A similar campaign was launched on behalf of Araibi by human rights groups, fellow soccer players and other activists - including the heroes who helped save a Thai soccer team trapped in a cave previous year - with the hashtag #SaveHakeem.
Separately, BNA said Bahrain's Crown Prince Salman bin Hamad Al Khalifa met Sunday with Thailand's foreign minister who was visiting the island.
"This is a win for humanity, for the power of citizens of the world demanding that human rights be protected", Foster said in a statement.
The refugee footballer was facing the possibility of being sent back to Bahrain - where human rights activists said he would nearly definitely be tortured - after being arrested in Thailand while on his honeymoon.
In addition to thanking Thailand, Morrison said Australians "greatly appreciate their listening to the issues that have been raised by our government and many others who have raised this case".

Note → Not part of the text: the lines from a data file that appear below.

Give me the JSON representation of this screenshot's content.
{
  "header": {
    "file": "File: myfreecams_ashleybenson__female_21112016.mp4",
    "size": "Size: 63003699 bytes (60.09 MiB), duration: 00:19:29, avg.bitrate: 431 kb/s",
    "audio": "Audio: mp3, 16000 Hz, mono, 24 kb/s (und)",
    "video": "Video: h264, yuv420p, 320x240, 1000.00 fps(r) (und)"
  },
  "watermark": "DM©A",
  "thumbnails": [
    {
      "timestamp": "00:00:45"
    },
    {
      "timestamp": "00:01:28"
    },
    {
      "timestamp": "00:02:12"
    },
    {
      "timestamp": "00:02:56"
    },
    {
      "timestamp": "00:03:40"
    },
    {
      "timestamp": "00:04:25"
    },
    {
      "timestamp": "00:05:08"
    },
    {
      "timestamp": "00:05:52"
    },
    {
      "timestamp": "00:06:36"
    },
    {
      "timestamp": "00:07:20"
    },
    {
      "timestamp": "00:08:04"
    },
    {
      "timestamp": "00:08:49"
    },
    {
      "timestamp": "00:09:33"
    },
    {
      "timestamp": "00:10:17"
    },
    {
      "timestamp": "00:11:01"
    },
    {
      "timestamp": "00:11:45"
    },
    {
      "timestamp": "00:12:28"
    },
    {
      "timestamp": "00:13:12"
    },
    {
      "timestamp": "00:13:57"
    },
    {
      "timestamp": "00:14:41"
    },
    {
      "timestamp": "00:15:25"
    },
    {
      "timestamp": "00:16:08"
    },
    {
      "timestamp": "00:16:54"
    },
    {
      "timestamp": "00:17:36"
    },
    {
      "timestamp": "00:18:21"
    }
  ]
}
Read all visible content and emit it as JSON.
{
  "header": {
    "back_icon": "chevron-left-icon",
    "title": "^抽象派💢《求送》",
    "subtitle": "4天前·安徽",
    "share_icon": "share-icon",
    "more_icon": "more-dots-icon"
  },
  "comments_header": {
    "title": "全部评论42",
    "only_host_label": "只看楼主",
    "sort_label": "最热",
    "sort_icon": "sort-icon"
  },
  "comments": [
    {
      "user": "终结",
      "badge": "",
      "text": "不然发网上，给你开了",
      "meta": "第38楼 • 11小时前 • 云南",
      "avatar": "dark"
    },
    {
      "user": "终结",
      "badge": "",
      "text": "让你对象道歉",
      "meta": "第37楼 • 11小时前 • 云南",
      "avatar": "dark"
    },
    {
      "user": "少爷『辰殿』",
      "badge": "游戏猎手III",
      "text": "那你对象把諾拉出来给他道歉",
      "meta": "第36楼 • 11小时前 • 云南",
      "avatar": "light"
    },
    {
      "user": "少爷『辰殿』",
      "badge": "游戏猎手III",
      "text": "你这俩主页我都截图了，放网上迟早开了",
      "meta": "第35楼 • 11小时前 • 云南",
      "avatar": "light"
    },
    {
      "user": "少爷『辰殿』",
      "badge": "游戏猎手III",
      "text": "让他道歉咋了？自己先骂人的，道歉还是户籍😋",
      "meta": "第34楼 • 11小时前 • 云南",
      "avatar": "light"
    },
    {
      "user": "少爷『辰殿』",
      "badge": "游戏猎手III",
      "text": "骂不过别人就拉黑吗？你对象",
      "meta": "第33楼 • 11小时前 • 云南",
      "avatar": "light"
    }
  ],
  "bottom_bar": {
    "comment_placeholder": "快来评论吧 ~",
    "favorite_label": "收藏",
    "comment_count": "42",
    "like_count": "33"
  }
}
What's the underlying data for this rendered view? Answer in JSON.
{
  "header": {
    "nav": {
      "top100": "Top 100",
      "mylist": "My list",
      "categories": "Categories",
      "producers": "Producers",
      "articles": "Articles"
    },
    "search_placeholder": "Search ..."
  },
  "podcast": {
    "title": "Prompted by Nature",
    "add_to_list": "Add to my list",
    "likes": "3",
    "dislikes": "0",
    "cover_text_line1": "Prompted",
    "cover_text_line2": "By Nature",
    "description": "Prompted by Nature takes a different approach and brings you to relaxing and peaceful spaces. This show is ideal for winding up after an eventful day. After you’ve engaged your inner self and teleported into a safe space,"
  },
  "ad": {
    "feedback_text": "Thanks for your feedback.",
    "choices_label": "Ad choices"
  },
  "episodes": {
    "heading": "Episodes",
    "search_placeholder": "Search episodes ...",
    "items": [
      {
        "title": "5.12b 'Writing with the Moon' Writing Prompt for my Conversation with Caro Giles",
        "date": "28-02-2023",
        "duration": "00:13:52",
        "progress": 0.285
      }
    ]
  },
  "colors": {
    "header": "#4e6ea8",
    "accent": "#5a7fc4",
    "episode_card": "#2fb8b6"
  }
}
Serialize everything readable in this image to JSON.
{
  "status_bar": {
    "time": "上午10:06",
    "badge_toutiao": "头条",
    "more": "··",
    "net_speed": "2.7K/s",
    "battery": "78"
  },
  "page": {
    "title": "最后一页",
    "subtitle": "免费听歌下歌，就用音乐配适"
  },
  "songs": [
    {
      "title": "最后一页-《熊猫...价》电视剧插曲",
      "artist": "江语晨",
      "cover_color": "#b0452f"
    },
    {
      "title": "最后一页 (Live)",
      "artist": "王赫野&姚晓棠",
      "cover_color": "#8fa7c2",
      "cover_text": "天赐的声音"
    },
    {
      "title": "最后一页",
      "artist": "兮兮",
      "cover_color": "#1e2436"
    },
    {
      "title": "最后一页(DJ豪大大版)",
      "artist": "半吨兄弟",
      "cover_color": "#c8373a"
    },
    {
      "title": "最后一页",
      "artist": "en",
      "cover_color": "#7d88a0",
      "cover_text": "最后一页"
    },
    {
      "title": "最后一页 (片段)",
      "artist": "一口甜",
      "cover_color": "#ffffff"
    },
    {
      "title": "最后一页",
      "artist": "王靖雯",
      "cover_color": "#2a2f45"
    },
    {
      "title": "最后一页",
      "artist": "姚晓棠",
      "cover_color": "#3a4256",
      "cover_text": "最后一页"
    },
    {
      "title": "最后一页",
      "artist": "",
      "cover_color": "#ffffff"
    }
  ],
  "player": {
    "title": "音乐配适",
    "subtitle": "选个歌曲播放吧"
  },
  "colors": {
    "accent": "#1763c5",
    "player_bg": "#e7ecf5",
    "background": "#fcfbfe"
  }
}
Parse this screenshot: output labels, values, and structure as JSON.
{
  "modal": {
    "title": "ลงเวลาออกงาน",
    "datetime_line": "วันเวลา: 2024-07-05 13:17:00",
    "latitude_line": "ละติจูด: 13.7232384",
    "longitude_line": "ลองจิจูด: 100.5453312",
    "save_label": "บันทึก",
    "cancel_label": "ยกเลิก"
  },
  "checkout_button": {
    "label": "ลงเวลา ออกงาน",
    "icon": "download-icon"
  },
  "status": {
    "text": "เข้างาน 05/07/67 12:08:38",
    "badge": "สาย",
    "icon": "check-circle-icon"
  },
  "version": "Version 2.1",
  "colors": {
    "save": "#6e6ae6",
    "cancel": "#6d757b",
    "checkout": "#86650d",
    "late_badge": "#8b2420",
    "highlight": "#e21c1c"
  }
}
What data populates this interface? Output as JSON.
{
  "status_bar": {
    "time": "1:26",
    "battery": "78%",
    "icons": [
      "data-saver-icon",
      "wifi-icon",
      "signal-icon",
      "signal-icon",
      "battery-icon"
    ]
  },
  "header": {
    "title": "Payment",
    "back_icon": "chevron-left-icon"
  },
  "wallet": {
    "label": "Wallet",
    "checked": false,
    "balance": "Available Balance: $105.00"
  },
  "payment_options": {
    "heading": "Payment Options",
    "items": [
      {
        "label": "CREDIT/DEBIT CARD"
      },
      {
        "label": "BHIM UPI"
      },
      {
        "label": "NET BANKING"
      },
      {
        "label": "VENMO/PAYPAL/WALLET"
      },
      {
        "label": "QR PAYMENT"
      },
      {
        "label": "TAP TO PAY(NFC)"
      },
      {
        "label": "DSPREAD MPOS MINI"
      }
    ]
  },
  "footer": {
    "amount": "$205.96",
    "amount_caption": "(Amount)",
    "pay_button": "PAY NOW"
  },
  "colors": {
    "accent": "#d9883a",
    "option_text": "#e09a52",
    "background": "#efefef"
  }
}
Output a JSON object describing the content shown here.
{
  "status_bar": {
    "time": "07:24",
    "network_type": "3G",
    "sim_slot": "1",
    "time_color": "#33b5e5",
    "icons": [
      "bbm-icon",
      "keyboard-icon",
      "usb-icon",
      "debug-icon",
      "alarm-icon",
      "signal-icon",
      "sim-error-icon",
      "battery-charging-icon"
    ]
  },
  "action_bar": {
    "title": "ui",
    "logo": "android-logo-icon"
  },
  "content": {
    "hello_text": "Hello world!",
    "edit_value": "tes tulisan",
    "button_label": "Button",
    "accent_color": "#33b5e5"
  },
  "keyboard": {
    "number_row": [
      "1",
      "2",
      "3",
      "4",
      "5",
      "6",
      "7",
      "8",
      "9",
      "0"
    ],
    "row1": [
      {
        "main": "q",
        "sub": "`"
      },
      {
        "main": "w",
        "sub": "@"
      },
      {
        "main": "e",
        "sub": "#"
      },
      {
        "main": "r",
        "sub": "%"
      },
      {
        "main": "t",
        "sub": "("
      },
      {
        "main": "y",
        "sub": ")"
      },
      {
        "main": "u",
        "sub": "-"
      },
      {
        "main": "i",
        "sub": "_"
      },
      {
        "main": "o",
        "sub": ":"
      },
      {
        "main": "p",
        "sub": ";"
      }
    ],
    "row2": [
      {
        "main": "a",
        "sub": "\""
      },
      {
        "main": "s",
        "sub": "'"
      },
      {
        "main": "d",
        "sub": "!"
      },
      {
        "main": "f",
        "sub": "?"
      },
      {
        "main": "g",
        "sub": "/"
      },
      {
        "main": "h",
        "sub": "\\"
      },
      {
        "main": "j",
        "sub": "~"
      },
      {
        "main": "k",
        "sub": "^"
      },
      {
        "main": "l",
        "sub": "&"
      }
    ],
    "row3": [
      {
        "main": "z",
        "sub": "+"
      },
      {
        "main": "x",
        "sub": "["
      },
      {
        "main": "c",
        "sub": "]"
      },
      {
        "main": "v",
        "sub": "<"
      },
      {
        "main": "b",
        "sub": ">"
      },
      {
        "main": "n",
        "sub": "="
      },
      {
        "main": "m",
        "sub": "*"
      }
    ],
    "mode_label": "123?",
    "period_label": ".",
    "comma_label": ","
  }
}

The shock decision by the Thai government and courts to free him brought to an end Bahrain's attempts to have the dissident and athlete returned to them.